"I don't see what in sin's become of them dahlias I set out this
Spring," said Tapehorn, a retired slop-shop merchant, to his wife, one
morning a month ago, as he hunted in vain among the weeds and grass of
his garden, to see where or when his two-dollars-a-piece dahlia roots
were going to appear.
"Can't think what's the matter with 'em," he continued. "Goldblossom
said they were the finest roots he ever
old--ought to be up and in
bloom--two months ago."
"Oh, pa, I forgot to tell you," said Miss Tapehorn, "that our Patrick,
one morning last Spring, was digging in the garden there, and he turned
up some things that looked just like sweet potatoes; mother and I looked

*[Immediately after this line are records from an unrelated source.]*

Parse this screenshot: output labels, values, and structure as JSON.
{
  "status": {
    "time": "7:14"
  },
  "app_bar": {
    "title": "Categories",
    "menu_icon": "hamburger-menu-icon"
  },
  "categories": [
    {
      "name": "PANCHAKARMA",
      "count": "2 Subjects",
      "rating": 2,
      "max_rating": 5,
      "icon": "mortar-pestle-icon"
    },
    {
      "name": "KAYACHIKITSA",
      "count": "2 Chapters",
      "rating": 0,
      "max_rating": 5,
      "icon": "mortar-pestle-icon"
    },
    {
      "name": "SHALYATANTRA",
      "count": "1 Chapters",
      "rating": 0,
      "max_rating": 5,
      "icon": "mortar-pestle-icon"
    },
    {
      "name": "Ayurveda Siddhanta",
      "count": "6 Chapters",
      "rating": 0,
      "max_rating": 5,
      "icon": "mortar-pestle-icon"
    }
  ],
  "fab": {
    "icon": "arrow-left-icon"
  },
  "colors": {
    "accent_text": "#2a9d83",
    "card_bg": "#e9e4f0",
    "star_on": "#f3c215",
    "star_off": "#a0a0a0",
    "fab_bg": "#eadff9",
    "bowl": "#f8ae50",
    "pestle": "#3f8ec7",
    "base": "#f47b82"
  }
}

at them, and thought they were potatoes those Mackintoshes had left
undug when they moved away last winter!"
"Well, you-a--" gasped Tapehorn.
"Well, pa, ma and I had them all dug up and cooked, and they were the
meanest tasting things we ever knew, and we gave them all to the pigs!"
Tapehorn looked like a man in the last stages of disgust, and jamming
his fists down into his pockets, he walked into the house, muttering:
"Tut, tut, tut!--thirty-two dollars and the finest lot of dahlias in the
world--gone to the pigs!"